Exercise instructions
Go through the data and copy each line where the string "Converti" appears.
▬▬▬▬▬▬
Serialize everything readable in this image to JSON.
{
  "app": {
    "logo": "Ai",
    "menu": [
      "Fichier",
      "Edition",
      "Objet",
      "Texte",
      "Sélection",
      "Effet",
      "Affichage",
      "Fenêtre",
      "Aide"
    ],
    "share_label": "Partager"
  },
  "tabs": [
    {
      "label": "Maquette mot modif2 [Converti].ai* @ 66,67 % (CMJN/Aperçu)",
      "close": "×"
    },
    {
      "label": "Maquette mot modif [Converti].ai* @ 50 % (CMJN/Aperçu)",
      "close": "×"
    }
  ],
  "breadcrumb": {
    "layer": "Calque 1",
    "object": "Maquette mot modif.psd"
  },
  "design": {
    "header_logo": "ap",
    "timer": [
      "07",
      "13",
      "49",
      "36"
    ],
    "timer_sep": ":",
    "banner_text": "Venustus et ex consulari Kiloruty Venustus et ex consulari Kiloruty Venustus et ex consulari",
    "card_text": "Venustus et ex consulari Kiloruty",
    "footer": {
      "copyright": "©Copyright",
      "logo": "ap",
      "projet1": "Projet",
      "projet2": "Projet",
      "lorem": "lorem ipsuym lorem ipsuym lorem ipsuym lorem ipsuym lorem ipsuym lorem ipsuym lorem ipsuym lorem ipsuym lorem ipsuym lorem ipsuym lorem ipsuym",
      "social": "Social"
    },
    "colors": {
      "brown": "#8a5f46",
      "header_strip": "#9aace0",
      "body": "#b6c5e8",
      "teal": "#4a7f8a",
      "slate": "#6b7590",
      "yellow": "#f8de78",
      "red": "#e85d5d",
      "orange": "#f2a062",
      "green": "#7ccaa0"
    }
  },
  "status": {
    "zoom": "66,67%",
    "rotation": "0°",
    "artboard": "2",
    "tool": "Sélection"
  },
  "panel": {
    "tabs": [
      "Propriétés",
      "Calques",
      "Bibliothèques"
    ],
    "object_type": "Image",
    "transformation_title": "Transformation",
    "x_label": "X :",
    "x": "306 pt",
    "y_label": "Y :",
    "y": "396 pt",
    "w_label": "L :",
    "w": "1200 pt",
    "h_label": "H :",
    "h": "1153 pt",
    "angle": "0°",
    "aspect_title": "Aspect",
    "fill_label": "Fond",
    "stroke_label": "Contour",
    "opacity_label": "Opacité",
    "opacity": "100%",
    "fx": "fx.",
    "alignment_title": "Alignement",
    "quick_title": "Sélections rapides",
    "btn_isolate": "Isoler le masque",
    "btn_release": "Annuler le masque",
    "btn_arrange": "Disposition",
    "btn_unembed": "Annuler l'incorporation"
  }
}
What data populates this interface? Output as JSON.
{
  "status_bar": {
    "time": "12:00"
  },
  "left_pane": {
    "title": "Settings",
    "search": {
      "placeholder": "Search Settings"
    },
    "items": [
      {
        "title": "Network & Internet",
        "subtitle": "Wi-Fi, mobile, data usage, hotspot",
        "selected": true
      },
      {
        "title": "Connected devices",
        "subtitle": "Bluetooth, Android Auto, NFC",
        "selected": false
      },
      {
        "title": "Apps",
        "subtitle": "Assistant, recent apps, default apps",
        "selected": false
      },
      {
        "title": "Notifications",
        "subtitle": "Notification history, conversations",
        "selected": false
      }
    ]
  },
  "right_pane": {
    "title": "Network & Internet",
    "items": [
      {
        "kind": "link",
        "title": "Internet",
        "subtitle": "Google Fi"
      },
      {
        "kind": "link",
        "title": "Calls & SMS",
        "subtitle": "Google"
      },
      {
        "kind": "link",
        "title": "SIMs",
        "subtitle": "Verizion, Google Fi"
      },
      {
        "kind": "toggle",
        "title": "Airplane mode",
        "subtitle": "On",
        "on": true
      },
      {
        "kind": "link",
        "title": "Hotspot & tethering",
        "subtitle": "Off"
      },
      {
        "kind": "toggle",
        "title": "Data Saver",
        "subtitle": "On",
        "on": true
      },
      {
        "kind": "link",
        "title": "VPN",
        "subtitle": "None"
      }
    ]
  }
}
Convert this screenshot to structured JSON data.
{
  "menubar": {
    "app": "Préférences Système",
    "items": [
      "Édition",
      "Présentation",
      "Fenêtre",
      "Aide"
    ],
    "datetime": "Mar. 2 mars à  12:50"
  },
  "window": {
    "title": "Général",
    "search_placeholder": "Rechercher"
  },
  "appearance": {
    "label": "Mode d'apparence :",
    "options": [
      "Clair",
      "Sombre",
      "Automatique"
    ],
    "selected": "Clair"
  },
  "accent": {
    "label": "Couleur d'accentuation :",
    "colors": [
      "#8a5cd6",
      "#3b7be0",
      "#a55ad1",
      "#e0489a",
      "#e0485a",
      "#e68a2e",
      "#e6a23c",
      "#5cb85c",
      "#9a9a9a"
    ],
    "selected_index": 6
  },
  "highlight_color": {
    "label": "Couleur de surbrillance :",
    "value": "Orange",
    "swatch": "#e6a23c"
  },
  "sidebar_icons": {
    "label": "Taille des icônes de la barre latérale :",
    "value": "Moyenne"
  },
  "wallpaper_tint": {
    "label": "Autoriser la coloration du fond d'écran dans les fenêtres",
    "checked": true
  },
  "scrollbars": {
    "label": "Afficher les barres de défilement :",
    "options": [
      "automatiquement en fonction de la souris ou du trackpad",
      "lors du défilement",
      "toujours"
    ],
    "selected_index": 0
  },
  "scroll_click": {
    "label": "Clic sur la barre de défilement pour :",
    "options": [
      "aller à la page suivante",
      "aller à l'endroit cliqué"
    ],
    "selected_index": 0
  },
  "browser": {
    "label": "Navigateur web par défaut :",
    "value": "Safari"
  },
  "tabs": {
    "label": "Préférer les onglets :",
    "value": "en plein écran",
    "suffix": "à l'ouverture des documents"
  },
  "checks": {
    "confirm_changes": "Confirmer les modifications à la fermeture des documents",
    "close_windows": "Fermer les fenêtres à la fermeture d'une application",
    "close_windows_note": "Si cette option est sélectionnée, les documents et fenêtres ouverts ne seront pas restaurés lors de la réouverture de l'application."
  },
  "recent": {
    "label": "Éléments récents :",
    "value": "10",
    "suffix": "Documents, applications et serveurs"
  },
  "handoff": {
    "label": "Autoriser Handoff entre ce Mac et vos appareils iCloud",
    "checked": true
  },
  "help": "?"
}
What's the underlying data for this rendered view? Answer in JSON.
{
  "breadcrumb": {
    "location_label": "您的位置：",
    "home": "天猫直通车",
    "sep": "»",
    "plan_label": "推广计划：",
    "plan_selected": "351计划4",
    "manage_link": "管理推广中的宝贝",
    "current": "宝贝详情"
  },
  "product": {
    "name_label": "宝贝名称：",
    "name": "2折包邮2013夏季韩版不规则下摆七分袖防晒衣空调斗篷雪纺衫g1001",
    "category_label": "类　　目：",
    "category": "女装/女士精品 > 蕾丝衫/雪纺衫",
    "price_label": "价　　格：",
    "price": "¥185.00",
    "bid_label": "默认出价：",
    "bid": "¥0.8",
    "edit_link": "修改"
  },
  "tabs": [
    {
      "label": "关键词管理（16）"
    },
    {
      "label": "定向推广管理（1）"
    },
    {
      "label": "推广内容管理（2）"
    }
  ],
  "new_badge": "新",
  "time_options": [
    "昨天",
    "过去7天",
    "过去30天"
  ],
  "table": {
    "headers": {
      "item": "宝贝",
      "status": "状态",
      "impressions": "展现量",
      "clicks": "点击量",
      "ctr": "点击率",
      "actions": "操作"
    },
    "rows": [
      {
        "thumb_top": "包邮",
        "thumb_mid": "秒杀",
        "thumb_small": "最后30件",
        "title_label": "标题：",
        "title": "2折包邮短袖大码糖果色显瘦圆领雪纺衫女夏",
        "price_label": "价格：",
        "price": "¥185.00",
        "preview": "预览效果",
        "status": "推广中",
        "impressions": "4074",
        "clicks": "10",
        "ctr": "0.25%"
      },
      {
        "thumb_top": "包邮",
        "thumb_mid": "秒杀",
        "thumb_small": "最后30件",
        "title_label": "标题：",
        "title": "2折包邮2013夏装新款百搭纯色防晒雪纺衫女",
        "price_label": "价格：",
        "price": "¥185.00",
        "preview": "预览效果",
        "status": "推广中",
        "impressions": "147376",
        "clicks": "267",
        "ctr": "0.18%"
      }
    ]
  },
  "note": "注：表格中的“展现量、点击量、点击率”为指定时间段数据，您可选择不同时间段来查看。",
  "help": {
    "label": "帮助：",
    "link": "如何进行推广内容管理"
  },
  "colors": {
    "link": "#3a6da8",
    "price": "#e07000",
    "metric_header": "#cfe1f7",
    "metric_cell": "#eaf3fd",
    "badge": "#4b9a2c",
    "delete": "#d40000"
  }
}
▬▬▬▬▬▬
Reply
      "label": "Maquette mot modif2 [Converti].ai* @ 66,67 % (CMJN/Aperçu)",
      "label": "Maquette mot modif [Converti].ai* @ 50 % (CMJN/Aperçu)",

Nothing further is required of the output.